Scania, a leading provider of commercial vehicle technologies, is also making sustainable transportation a priority. “At Scania we are aware that global warming remains an issue and act proactively in finding a solution. We have different technologies available for different markets that include vehicles powered by hydrogen, ethanol, biogas, LP gas, natural gas and electricity, among others. We are aware we are living a transition period, in which technologies will last longer. Scania adapts to customers’ need,” said Raúl Rodríguez , Business Transformation Solutions Director at Scania México. Scania plans that by 2050 all its units will be powered by alternative sources. By 2025, 50 percent of its production processes will use renewable energy and as part of the UN Global Pact Scania will continue to work to promote sustainability.
For Mack Trucks and Volvo Buses, two of the top 10 brands in the Mexican commercial vehicle market, sustainable transportation is also essential. Volvo plans to comply with the goals set in the Paris Agreement by 2050. “This is the greatest challenge of our generation but sustainable transportation solutions are essential for a society to thrive,” says Gilberto Ramírez, Director of Strategic Planning & Business Development at Volvo Group Mexico. “With many of our products being used for 10 years on average, if we want to reach our goals by 2050, by 2040 we should manufacture only fossil-free vehicles,” says Ramírez. By 2030, 30 percent of Volvo Group’s production will be fossil-free vehicles.
Sustainability is not only achieved by a vehicle portfolio; it also requires proficient aftersales services, training and technology. “Sustainability in aftersales has also been important for us. We offer remanufactured components that maximize the units’ performance in operations. The remanufactured components are considered ecological in terms of recovery and component assembly,” said Gómez. Scania is focusing on training vehicle operators to reach greater efficiency. “Training drivers can improve fuel efficiency by 5 percent. We are launching flexible maintenance programs and changing our approach based on our clients’ operations. Finally, we are digitalizing our fleet by connecting our vehicles, which allows us to detect the ideal time for maintenance,” said Rodríguez.
In transition to more extensive green vehicle technologies, fuel efficiency for both buses and trucks is key. “Efficiency is essential. We are transitioning to more sustainable vehicles but current models should be more efficient too,” said Ramírez. Efficiency will lead to greener technologies. “Reducing fuel consumption is highly beneficial for transportation. Acquiring technologies for fuel efficiency will generate greater profits. Infrastructure is also essential for vehicle operations. Ultra-low sulfur diesel will promote greener technologies,” said Gómez.

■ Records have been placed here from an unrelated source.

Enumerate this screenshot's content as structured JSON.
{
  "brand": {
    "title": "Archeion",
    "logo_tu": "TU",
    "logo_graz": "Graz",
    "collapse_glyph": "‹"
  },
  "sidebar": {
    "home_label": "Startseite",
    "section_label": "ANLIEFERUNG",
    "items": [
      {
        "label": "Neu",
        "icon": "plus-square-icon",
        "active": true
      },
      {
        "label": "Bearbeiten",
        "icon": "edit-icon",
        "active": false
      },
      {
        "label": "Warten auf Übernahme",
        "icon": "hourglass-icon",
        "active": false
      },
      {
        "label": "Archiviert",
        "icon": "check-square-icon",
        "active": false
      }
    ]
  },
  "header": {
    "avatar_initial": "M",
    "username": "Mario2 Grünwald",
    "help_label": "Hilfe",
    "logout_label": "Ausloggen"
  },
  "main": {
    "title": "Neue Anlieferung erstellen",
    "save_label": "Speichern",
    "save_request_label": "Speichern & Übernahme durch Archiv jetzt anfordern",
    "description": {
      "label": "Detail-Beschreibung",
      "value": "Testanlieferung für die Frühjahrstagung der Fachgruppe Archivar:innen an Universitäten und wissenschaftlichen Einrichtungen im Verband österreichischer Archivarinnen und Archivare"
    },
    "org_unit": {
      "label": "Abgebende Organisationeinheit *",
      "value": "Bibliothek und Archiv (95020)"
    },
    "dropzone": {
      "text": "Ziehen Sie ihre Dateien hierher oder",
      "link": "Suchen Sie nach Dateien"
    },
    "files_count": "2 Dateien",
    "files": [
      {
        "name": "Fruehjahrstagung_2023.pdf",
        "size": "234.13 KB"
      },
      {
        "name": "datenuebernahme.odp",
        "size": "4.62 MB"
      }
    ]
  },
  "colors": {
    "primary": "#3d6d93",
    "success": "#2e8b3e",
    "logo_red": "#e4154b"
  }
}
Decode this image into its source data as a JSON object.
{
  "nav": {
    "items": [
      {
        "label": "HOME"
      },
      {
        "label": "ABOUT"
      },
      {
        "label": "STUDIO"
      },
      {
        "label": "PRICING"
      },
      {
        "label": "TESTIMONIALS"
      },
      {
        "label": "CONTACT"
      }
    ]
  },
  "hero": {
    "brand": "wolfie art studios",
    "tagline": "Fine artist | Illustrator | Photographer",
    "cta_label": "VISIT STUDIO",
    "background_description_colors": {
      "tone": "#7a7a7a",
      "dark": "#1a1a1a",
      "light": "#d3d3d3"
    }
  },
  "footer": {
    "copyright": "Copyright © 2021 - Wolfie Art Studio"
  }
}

To reach a sustainable transportation, multistakeholder partnerships are essential, said Scania’s Rodriguez: “We need to work from four perspectives: industry chambers, governments, OEMs and clients. This should be an ongoing work,” he said.